During this Advent season, pray for her attributes of patience, obedience, graciousness, and generosity to be your attributes. Do not let the pace of the season take control of you. Do not let your generosity be misguided and spend more than you have. May the grace that fills her touch you and enter into your being.

Daily Advent Challenge

Pray a decade of the rosary for intention of becoming more like Our Lady. Also, pray that many hearts may be turned toward her son, Jesus, during this time of Advent preparation.

Memorial of St, Ambrose, Bishop and Doctor of the Church

Posted on December 7, 2016 by - Advent Reflections


IS 40:25-31, Psalm 103, MT 11:28-30

Daily Advent Challenge 12-07Today is the feast of St. Ambrose, an Archbishop and Doctor of the Church. He lived in the 4th century and was instrumental in the conversion of another prominent Doctor of the Church, St. Augustine.

St. Ambrose was a great defender of Church doctrine and integrity. At a time when the Roman Empire and the Church were closely aligned, he stood up to the Emperor Theodosius, excommunicating him after he ordered the slaughter of over 7,000 in retaliation for the death of a Roman governor in a riot. But Theodosius then spent many months doing penance for his sins, was reconciled with the Church, and remained a lifelong friend of St. Ambrose.

I think this story is one of the ultimate examples of one calling another to accountability. Theodosius could have responded in an immature manner and refused to take responsibility for his actions. Ambrose could have chosen to not take a stand out of fear for his own life. But in the end, both men understood the importance of being not only accountable to one another, but also to God.

We are responsible to one another. The Body of Christ is only as strong as the sum of its parts working together. We should never fear being held accountable. It is a way that our stewardship way of life stays on the right path.

Daily Advent Challenge

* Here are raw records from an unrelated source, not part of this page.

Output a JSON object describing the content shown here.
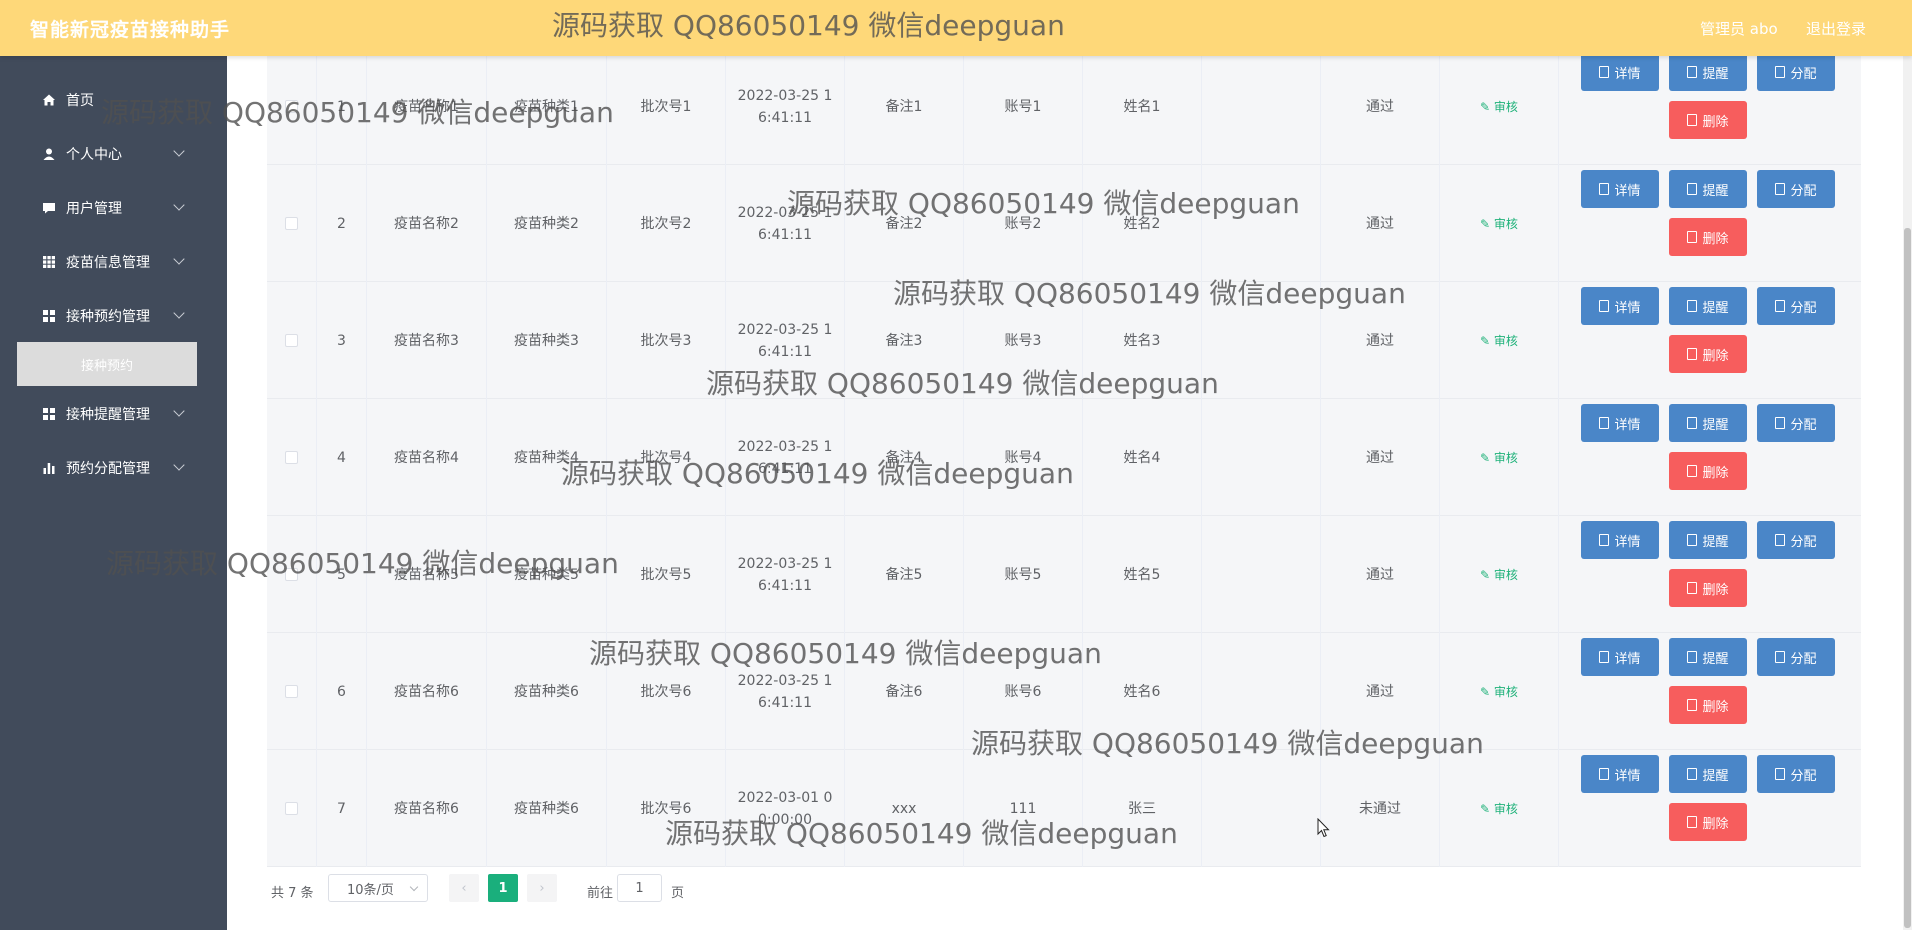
{
  "header": {
    "title": "智能新冠疫苗接种助手",
    "user": "管理员 abo",
    "logout": "退出登录"
  },
  "sidebar": {
    "items": [
      {
        "label": "首页",
        "icon": "home-icon"
      },
      {
        "label": "个人中心",
        "icon": "user-icon"
      },
      {
        "label": "用户管理",
        "icon": "chat-icon"
      },
      {
        "label": "疫苗信息管理",
        "icon": "grid-icon"
      },
      {
        "label": "接种预约管理",
        "icon": "grid-icon"
      },
      {
        "label": "接种提醒管理",
        "icon": "grid-icon"
      },
      {
        "label": "预约分配管理",
        "icon": "bar-chart-icon"
      }
    ],
    "active_sub": "接种预约"
  },
  "table": {
    "rows": [
      {
        "idx": "1",
        "name": "疫苗名称1",
        "type": "疫苗种类1",
        "batch": "批次号1",
        "time": "2022-03-25 1 6:41:11",
        "note": "备注1",
        "account": "账号1",
        "person": "姓名1",
        "status": "通过"
      },
      {
        "idx": "2",
        "name": "疫苗名称2",
        "type": "疫苗种类2",
        "batch": "批次号2",
        "time": "2022-03-25 1 6:41:11",
        "note": "备注2",
        "account": "账号2",
        "person": "姓名2",
        "status": "通过"
      },
      {
        "idx": "3",
        "name": "疫苗名称3",
        "type": "疫苗种类3",
        "batch": "批次号3",
        "time": "2022-03-25 1 6:41:11",
        "note": "备注3",
        "account": "账号3",
        "person": "姓名3",
        "status": "通过"
      },
      {
        "idx": "4",
        "name": "疫苗名称4",
        "type": "疫苗种类4",
        "batch": "批次号4",
        "time": "2022-03-25 1 6:41:11",
        "note": "备注4",
        "account": "账号4",
        "person": "姓名4",
        "status": "通过"
      },
      {
        "idx": "5",
        "name": "疫苗名称5",
        "type": "疫苗种类5",
        "batch": "批次号5",
        "time": "2022-03-25 1 6:41:11",
        "note": "备注5",
        "account": "账号5",
        "person": "姓名5",
        "status": "通过"
      },
      {
        "idx": "6",
        "name": "疫苗名称6",
        "type": "疫苗种类6",
        "batch": "批次号6",
        "time": "2022-03-25 1 6:41:11",
        "note": "备注6",
        "account": "账号6",
        "person": "姓名6",
        "status": "通过"
      },
      {
        "idx": "7",
        "name": "疫苗名称6",
        "type": "疫苗种类6",
        "batch": "批次号6",
        "time": "2022-03-01 0 0:00:00",
        "note": "xxx",
        "account": "111",
        "person": "张三",
        "status": "未通过"
      }
    ],
    "audit_label": "审核",
    "btn_detail": "详情",
    "btn_remind": "提醒",
    "btn_assign": "分配",
    "btn_delete": "删除"
  },
  "pagination": {
    "total": "共 7 条",
    "page_size": "10条/页",
    "current_page": "1",
    "goto_prefix": "前往",
    "goto_value": "1",
    "goto_suffix": "页"
  },
  "watermark": "源码获取 QQ86050149 微信deepguan",
  "colors": {
    "header_bg": "#fed879",
    "sidebar_bg": "#414b5b",
    "primary_button": "#4a86c8",
    "danger_button": "#f75d5d",
    "accent_green": "#1aaf7c"
  }
}
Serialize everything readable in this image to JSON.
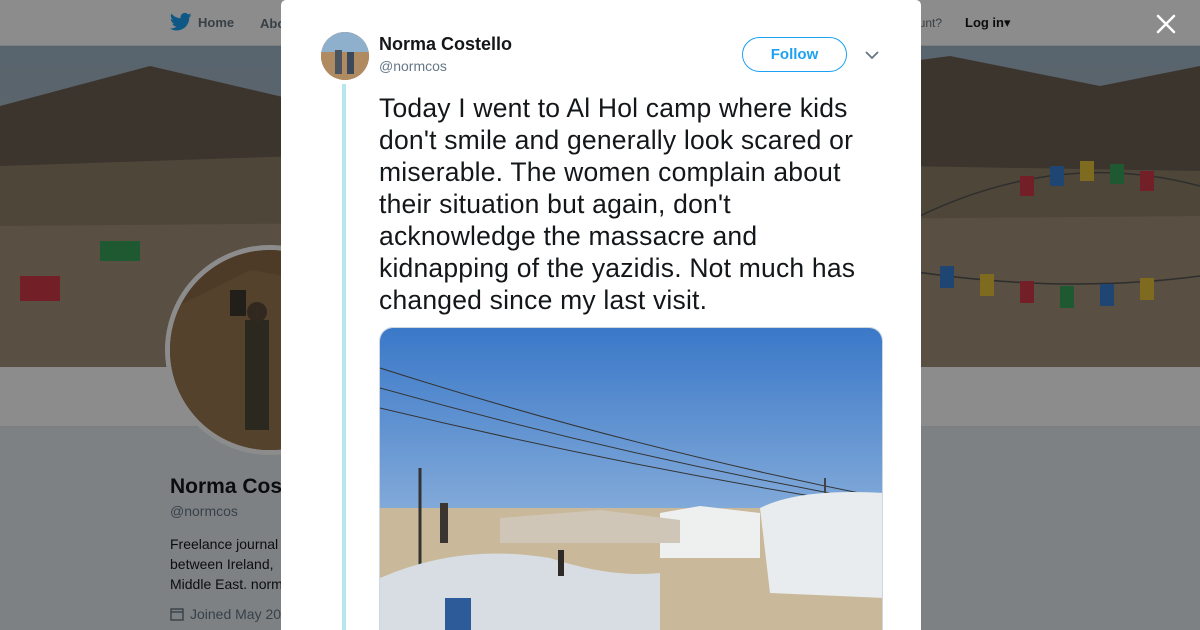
{
  "nav": {
    "home_label": "Home",
    "about_label": "Abo",
    "account_prompt": "ccount?",
    "login_label": "Log in"
  },
  "profile": {
    "name": "Norma Cos",
    "handle": "@normcos",
    "bio": "Freelance journal between Ireland, Middle East. norm",
    "joined": "Joined May 20"
  },
  "tweet": {
    "author_name": "Norma Costello",
    "author_handle": "@normcos",
    "follow_label": "Follow",
    "text": "Today I went to Al Hol camp where kids don't smile and generally look scared or miserable. The women complain about their situation but again, don't acknowledge the massacre and kidnapping of the yazidis. Not much has changed since my last visit."
  },
  "icons": {
    "twitter": "twitter-bird-icon",
    "close": "close-icon",
    "caret": "chevron-down-icon",
    "calendar": "calendar-icon"
  },
  "colors": {
    "brand": "#1da1f2",
    "text": "#14171a",
    "muted": "#657786",
    "thread": "#b8e6ee"
  }
}
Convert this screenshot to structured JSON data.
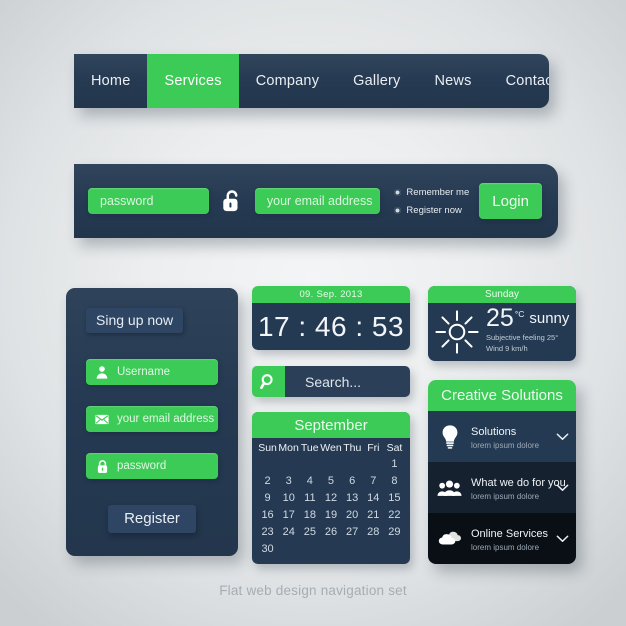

What brother or sister in the Faith holds you accountable? Do you have a spiritual director or a regular confessor? Make sure you have at least one person in your life that can talk to you frankly and remind you of the importance of living as a disciple of Jesus Christ. Determine a time to talk to them about your need and desire for accountability.